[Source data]

+ + + + + + +

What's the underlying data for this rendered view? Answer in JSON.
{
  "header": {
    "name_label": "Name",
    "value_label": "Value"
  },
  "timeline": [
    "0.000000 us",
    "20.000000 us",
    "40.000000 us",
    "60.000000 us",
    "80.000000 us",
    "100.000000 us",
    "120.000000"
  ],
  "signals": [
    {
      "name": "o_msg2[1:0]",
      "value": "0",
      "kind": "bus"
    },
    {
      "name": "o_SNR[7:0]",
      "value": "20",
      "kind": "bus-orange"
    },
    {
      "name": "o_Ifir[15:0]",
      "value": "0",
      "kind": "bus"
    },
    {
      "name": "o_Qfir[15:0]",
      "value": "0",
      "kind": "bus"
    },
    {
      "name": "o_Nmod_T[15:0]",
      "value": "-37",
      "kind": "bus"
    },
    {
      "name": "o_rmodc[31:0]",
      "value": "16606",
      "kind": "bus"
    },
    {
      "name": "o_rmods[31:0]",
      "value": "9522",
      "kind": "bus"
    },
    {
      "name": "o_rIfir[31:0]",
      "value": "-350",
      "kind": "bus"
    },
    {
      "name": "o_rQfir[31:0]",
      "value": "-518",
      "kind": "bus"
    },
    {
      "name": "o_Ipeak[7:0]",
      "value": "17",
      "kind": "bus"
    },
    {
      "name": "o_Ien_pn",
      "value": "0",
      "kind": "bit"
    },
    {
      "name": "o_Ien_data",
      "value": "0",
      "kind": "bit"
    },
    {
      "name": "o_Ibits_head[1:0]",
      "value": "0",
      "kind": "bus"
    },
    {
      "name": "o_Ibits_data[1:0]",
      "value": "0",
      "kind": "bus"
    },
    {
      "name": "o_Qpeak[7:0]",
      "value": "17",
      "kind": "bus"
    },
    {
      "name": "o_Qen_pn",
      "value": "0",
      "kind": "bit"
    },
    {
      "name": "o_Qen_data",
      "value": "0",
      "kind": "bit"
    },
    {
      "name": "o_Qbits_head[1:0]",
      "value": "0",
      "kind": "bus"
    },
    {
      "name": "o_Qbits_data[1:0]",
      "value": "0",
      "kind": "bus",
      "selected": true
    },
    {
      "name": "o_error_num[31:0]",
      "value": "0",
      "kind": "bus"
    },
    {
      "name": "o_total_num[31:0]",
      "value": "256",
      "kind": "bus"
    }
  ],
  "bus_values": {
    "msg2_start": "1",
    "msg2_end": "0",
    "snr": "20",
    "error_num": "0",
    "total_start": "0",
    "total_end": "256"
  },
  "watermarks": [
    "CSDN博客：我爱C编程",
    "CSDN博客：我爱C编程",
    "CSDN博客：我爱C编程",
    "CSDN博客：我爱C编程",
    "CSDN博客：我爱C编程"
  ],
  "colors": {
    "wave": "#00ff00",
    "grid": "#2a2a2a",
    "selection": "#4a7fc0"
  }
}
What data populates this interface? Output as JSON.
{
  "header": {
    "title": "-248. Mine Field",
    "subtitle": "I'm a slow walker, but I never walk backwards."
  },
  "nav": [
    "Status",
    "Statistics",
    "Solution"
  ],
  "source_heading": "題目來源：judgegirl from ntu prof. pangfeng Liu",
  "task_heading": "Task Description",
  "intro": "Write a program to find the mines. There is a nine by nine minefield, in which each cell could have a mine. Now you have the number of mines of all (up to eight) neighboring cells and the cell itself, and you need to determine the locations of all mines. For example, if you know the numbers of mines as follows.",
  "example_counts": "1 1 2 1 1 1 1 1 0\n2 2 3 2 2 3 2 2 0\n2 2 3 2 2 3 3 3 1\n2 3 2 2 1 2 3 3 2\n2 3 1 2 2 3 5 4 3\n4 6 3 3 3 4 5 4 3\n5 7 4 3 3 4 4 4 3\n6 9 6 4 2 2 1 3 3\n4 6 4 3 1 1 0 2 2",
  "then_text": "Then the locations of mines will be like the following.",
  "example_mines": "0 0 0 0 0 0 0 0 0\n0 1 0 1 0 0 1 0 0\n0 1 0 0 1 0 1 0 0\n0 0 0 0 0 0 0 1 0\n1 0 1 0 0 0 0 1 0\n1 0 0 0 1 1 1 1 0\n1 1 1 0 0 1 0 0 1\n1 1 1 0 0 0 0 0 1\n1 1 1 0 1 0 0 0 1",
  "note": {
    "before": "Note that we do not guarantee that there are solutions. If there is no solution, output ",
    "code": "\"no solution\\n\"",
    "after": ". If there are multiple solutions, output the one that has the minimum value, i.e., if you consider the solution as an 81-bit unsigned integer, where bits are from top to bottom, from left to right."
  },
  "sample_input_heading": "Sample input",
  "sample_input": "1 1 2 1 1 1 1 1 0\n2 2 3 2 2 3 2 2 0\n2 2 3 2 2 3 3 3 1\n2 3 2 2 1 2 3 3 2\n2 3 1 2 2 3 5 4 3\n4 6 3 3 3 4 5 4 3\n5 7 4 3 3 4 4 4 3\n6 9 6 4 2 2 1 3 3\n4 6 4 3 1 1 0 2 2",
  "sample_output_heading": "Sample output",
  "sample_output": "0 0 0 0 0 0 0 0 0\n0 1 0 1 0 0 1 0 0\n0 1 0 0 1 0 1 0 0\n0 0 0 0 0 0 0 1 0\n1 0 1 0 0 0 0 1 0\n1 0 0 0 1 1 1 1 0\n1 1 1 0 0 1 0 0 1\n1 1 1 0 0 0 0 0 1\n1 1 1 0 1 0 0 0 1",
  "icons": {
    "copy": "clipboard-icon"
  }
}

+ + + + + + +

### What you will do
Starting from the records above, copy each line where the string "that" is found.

### Output below
    "before": "Note that we do not guarantee that there are solutions. If there is no solution, output ",
    "after": ". If there are multiple solutions, output the one that has the minimum value, i.e., if you consider the solution as an 81-bit unsigned integer, where bits are from top to bottom, from left to right."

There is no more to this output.